The availability, feasibility and possible implementations of data protection depends on what we mean by the term. Protection from destruction isn't prohibitively difficult. Tiering on-line, near-line and off-line storage media with appropriate migration and duplication strategies is often sufficient to ensure the continued existence of one's information through all but the direst of disasters. Protecting data from unauthorized alteration isn't much more difficult since integrity and existence are positively correlated. That is to say, if information is corrupted or defaced having another copy allows one to roll-back at least. But complete protection from unauthorized access may be impossible even for those with immense resources (Das, 2008).

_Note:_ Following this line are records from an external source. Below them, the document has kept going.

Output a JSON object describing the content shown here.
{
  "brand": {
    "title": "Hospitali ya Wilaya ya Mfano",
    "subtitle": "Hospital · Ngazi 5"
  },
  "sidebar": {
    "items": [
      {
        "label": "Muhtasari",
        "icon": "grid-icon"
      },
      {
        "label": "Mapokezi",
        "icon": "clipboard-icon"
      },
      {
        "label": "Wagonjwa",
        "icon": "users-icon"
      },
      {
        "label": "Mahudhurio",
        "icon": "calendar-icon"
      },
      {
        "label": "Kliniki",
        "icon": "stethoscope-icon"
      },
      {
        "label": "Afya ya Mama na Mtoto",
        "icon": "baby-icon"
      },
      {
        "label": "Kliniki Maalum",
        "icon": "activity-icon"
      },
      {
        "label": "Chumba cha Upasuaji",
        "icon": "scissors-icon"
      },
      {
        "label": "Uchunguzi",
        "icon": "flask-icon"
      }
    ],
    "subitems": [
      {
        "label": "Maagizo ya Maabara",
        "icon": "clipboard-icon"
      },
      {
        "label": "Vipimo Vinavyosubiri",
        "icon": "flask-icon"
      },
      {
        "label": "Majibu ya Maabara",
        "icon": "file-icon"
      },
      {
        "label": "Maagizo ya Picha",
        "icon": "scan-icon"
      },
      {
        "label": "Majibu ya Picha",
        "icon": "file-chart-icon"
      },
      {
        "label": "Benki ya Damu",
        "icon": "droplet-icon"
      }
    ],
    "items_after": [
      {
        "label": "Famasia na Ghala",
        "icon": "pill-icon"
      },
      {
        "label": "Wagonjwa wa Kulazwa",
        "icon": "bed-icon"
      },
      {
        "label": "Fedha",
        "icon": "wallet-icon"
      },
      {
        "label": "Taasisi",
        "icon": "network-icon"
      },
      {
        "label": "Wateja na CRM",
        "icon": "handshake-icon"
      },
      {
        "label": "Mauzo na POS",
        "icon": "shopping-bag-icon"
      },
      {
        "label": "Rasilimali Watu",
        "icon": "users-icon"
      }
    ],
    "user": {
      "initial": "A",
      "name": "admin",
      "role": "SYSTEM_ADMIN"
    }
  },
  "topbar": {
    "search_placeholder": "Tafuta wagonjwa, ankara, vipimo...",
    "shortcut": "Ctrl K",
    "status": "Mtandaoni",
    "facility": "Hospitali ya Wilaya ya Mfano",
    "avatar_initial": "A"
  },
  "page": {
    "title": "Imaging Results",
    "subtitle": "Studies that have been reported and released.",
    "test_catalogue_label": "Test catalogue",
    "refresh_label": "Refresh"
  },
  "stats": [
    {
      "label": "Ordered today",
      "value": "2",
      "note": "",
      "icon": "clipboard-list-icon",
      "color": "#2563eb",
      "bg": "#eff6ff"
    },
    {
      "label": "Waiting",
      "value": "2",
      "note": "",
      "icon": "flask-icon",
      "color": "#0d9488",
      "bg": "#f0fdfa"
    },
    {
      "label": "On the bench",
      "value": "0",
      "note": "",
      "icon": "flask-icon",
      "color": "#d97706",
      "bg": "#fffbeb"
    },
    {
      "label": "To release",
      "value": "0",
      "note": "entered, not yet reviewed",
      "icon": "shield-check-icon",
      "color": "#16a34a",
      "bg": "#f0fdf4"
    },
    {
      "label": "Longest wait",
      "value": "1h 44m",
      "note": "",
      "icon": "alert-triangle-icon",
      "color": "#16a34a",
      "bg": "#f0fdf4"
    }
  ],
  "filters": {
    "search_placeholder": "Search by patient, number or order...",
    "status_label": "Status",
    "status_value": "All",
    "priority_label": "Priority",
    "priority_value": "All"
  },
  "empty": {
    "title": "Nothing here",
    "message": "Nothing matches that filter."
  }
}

What one considers personal data might be an very exhaustive list. Medical history from birth to death, educational history, employment history, credit history, domiciles, marriages and other relationships and all of an individual's creations might be under the rubric; and some individuals may wish to keep some or even all of that private. I believe that is unrealistic. In the US HIPAA is an attempt to keep the medical data private (DoH, 2010), FERPA is an attempt at the educational (DoE, 2010) and various States have legislation that may protect some employment history (Epic, 2010). But one's credit history is for sale (Equifax, 2010), assembling a history of domiciles is a fairly trivial investigation, marriages are public records and other biographical facts can be easily ascertained if they were conducted in the public sphere. What the word public connotes and how deep and permanent the record is evolves as surveillance technology is accepted and deployed. From what I've seen I expect this is more or less the case globally. If one truly wants privacy one should probably stay away from urban and developed environments. Avoiding medicine, education, employment, banking (which could be easy with no employment), state sanctioned ceremonies and the publishing of one's work might also be beneficial.

Das, S. (2008) 'Quantum Cryptography Cracked?', IEEE Spectrum [Online]. Available from: (Accessed: 10 April, 2010)

Department of Education (2010) Family Educational Rights and Privacy Act [Online]. Available from: (Accessed: 10 April, 2010)

Department of Health and Human Services (2010) HIPAA [Online]. Available from: (Accessed: 10 April, 2010)

Epic (2010) Workplace Privacy [Online]. Available from: (Accessed: 10 April, 2010)

Equifax (2010) Personal Solutions: Credit Reports, Credit Scores, Protection from Identity Theft [Online]. Available from: (Accessed: 10 April, 2010)